### Exercise prompt
Give the total of lines holding the word "structured" in the records below, and nothing else.

### Provided records
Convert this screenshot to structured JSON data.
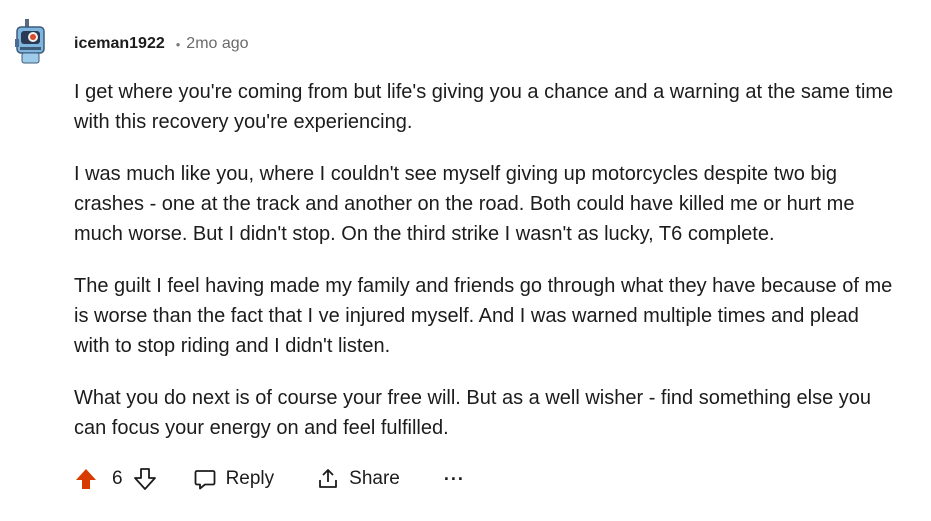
{
  "comment": {
    "username": "iceman1922",
    "separator": "•",
    "time_ago": "2mo ago",
    "paragraphs": [
      "I get where you're coming from but life's giving you a chance and a warning at the same time with this recovery you're experiencing.",
      "I was much like you, where I couldn't see myself giving up motorcycles despite two big crashes - one at the track and another on the road. Both could have killed me or hurt me much worse. But I didn't stop. On the third strike I wasn't as lucky, T6 complete.",
      "The guilt I feel having made my family and friends go through what they have because of me is worse than the fact that I ve injured myself. And I was warned multiple times and plead with to stop riding and I didn't listen.",
      "What you do next is of course your free will. But as a well wisher - find something else you can focus your energy on and feel fulfilled."
    ]
  },
  "actions": {
    "vote_count": "6",
    "reply_label": "Reply",
    "share_label": "Share",
    "more_label": "···"
  },
  "icons": {
    "upvote": "upvote-arrow-icon",
    "downvote": "downvote-arrow-icon",
    "reply": "speech-bubble-icon",
    "share": "share-upload-icon",
    "more": "ellipsis-icon",
    "avatar": "robot-avatar"
  },
  "colors": {
    "upvote_active": "#d93a00",
    "text": "#1c1c1c",
    "muted": "#6a6a6a"
  }
}
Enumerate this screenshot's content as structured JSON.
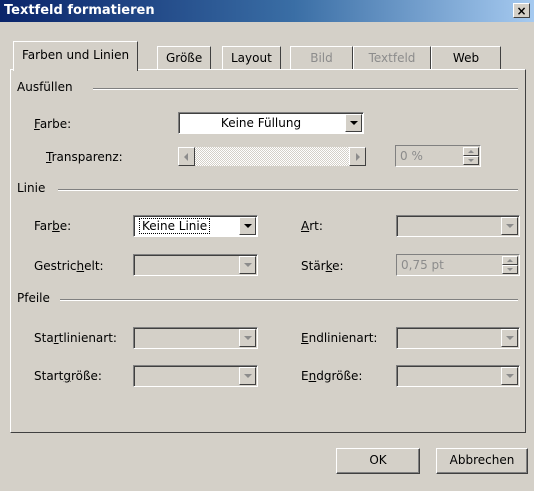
{
  "window": {
    "title": "Textfeld formatieren",
    "close_label": "×"
  },
  "tabs": [
    {
      "label": "Farben und Linien",
      "active": true,
      "enabled": true
    },
    {
      "label": "Größe",
      "active": false,
      "enabled": true
    },
    {
      "label": "Layout",
      "active": false,
      "enabled": true
    },
    {
      "label": "Bild",
      "active": false,
      "enabled": false
    },
    {
      "label": "Textfeld",
      "active": false,
      "enabled": false
    },
    {
      "label": "Web",
      "active": false,
      "enabled": true
    }
  ],
  "fill": {
    "heading": "Ausfüllen",
    "color_label_mnemonic": "F",
    "color_label_rest": "arbe:",
    "color_value": "Keine Füllung",
    "transparency_label_mnemonic": "T",
    "transparency_label_rest": "ransparenz:",
    "transparency_value": "0 %"
  },
  "line": {
    "heading": "Linie",
    "color_label_pre": "Far",
    "color_label_mnemonic": "b",
    "color_label_post": "e:",
    "color_value": "Keine Linie",
    "dashed_label_pre": "Gestric",
    "dashed_label_mnemonic": "h",
    "dashed_label_post": "elt:",
    "dashed_value": "",
    "style_label_mnemonic": "A",
    "style_label_rest": "rt:",
    "style_value": "",
    "weight_label_pre": "Stär",
    "weight_label_mnemonic": "k",
    "weight_label_post": "e:",
    "weight_value": "0,75 pt"
  },
  "arrows": {
    "heading": "Pfeile",
    "begin_style_label_pre": "Sta",
    "begin_style_label_mnemonic": "r",
    "begin_style_label_post": "tlinienart:",
    "begin_style_value": "",
    "end_style_label_mnemonic": "E",
    "end_style_label_rest": "ndlinienart:",
    "end_style_value": "",
    "begin_size_label_pre": "Start",
    "begin_size_label_mnemonic": "g",
    "begin_size_label_post": "röße:",
    "begin_size_value": "",
    "end_size_label_pre": "E",
    "end_size_label_mnemonic": "n",
    "end_size_label_post": "dgröße:",
    "end_size_value": ""
  },
  "buttons": {
    "ok": "OK",
    "cancel": "Abbrechen"
  }
}
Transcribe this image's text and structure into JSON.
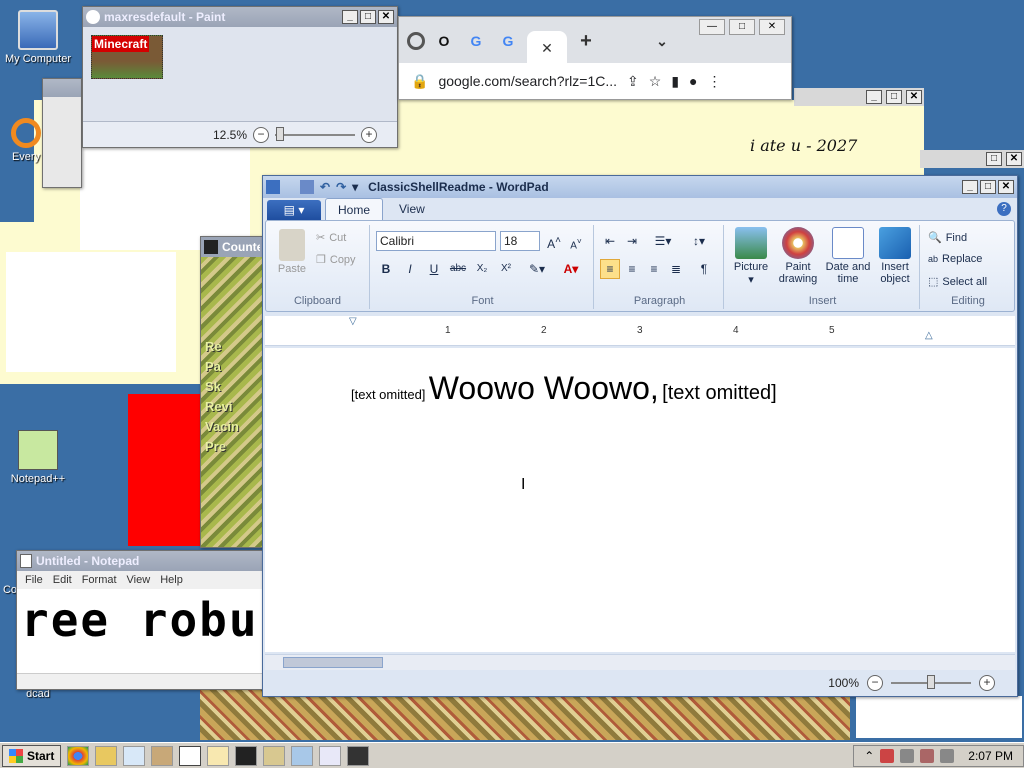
{
  "desktop": {
    "icons": [
      {
        "label": "My Computer"
      },
      {
        "label": "Every"
      },
      {
        "label": "Notepad++"
      },
      {
        "label": "Co"
      },
      {
        "label": "dcad"
      }
    ]
  },
  "paint": {
    "title": "maxresdefault - Paint",
    "canvas_label": "Minecraft",
    "zoom": "12.5%",
    "zoom_level_fraction": 0.02
  },
  "chrome": {
    "address": "google.com/search?rlz=1C..."
  },
  "background": {
    "handwritten_text": "i ate u - 2027"
  },
  "counter": {
    "title": "Counte",
    "lines": [
      "Re",
      "Pa",
      "Sk",
      "Revi",
      "Vacin",
      "Pre"
    ]
  },
  "notepad": {
    "title": "Untitled - Notepad",
    "menu": [
      "File",
      "Edit",
      "Format",
      "View",
      "Help"
    ],
    "content": "ree robu"
  },
  "wordpad": {
    "title": "ClassicShellReadme - WordPad",
    "tabs": [
      "Home",
      "View"
    ],
    "clipboard": {
      "paste": "Paste",
      "cut": "Cut",
      "copy": "Copy",
      "group": "Clipboard"
    },
    "font": {
      "family": "Calibri",
      "size": "18",
      "group": "Font",
      "bold": "B",
      "italic": "I",
      "underline": "U",
      "strike": "abc",
      "sub": "X₂",
      "sup": "X²"
    },
    "paragraph": {
      "group": "Paragraph"
    },
    "insert": {
      "picture": "Picture",
      "paint_drawing": "Paint drawing",
      "date_time": "Date and time",
      "insert_object": "Insert object",
      "group": "Insert"
    },
    "editing": {
      "find": "Find",
      "replace": "Replace",
      "select_all": "Select all",
      "group": "Editing"
    },
    "ruler_marks": [
      "1",
      "2",
      "3",
      "4",
      "5"
    ],
    "doc": {
      "small_a": "[text omitted]",
      "large": "Woowo Woowo,",
      "small_b": "[text omitted]"
    },
    "zoom": "100%",
    "zoom_level_fraction": 0.5
  },
  "taskbar": {
    "start": "Start",
    "clock": "2:07 PM"
  }
}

### Problem solution
2